- Visual acquittal
- Renal function
- Vascular Insufficiency
- Peripheral neuropathy
- History of prior foot ulcer or amputation
With such a serious topic, it’s always better to be safe than sorry. When in doubt, seek medical attention for any signs or symptoms that you fear could lead to amputation.
Why an Amputation Can Be Vital
By getting an amputation, you stop the infection from reaching other parts of your limb or your body. Amputations are also helpful in controlling pain if there are no other options. Many people opt for a prosthetic limb following surgery. Modern prosthetics are both highly functional and lightweight, allowing you to live an active and healthy lifestyle following limb loss.
Recovery from Amputation
If you or a loved one has recently undergone an amputation, it’s important to be aware of the recovery process. Of course, everyone has a unique recovery process depending on the type of procedure that took place and the type of anesthesia that was used.
Other factors for recovery time include:
- The limb that was amputated
- How complex your surgery was
- Whether you’re using a prosthetic limb
While in the hospital, the staff will continue to change the dressings on the wound and teach the patient and his or her family how to do so as well. Under the care of a doctor, he or she will be able to monitor how the wound is healing and make sure there aren’t additional conditions that impact the process such as arteries that are hardening or diabetes. Medications are prescribed as necessary to keep pain and infection under control.

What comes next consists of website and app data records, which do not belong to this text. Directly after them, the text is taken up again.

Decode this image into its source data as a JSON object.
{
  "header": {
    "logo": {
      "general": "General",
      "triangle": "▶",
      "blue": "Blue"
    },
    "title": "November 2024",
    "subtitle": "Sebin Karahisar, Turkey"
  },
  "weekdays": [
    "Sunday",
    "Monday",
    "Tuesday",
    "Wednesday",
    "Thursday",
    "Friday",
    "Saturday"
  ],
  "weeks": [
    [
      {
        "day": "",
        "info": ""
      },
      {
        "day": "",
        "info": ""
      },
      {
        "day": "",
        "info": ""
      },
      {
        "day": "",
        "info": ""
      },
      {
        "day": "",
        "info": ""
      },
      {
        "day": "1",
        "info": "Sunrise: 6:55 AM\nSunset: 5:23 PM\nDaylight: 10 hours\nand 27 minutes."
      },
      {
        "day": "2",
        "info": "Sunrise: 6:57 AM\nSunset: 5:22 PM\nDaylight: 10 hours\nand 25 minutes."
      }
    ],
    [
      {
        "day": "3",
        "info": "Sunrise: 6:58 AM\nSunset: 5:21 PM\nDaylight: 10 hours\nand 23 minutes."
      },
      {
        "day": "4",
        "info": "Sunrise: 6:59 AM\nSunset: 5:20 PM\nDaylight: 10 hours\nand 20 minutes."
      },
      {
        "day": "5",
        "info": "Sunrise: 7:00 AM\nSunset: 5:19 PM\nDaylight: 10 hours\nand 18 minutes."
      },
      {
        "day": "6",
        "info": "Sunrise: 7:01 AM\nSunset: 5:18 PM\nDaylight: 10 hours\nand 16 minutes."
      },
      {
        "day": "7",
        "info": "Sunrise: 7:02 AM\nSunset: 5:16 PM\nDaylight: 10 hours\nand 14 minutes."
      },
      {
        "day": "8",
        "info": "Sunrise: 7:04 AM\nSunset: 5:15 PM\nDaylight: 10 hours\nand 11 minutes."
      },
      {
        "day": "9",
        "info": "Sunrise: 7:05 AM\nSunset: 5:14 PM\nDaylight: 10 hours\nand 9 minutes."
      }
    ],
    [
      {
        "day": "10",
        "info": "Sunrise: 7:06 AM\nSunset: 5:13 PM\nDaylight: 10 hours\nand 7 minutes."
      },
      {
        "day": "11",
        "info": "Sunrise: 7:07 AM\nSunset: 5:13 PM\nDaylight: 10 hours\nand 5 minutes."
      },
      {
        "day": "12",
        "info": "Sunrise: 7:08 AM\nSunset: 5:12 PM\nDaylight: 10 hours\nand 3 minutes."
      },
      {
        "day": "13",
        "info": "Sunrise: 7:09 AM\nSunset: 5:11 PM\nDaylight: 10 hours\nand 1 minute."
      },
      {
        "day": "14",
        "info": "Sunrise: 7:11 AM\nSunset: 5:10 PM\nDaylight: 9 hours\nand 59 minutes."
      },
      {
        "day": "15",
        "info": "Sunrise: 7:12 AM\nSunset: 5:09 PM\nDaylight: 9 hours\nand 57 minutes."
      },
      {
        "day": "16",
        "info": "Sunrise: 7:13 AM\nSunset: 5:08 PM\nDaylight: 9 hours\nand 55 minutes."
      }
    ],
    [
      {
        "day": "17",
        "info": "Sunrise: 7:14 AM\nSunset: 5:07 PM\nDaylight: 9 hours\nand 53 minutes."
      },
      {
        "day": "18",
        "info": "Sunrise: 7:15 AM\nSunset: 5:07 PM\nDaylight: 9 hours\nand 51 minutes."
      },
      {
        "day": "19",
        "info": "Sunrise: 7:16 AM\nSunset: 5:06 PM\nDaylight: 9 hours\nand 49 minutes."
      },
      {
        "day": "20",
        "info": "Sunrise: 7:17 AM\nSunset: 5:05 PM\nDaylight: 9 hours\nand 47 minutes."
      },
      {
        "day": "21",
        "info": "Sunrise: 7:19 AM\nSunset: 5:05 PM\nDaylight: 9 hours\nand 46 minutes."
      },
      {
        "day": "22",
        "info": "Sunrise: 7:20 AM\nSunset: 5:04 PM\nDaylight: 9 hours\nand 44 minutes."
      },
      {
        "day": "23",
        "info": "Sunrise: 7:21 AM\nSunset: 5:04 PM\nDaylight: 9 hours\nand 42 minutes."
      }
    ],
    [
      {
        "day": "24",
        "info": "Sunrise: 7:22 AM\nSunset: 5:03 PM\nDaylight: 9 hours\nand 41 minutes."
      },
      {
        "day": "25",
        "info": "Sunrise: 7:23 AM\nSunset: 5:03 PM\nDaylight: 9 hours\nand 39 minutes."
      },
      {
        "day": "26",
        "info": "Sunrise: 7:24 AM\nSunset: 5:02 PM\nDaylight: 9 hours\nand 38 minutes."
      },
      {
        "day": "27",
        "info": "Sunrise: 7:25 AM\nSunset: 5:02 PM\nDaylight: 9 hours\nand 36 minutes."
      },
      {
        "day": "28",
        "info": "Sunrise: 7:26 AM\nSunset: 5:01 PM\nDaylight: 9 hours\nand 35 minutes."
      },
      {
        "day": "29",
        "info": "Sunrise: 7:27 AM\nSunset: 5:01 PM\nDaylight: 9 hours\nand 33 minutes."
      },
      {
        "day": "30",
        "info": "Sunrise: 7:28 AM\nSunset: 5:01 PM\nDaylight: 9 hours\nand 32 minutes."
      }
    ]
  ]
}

Generally speaking, you will begin to start using a prosthetic limb roughly two months following your surgery. There are custom-designed arm prosthetic devices in addition to different lower limb prosthetics.
Be patient with yourself as the learning process can take anywhere from 2-6 months. As you begin to feel more confident and active without using your prosthetic device, remember that learning to function without your natural limb is a slow process. Lean on the support from your healthcare provider to address any issues that arise. Your friends and family are another great support system on which you can rely.
Amputation might be required due to an infection, disease, or severe injury. Following surgery, it will take time to adjust, but with the right tools and support system, you can continue to live a happy and fulfilled life. If you’re looking to learn more about custom prosthesis, our team at Prime Care Orthotics & Prosthetics is here to assist you. Contact us today at 575-237-8506 to learn more.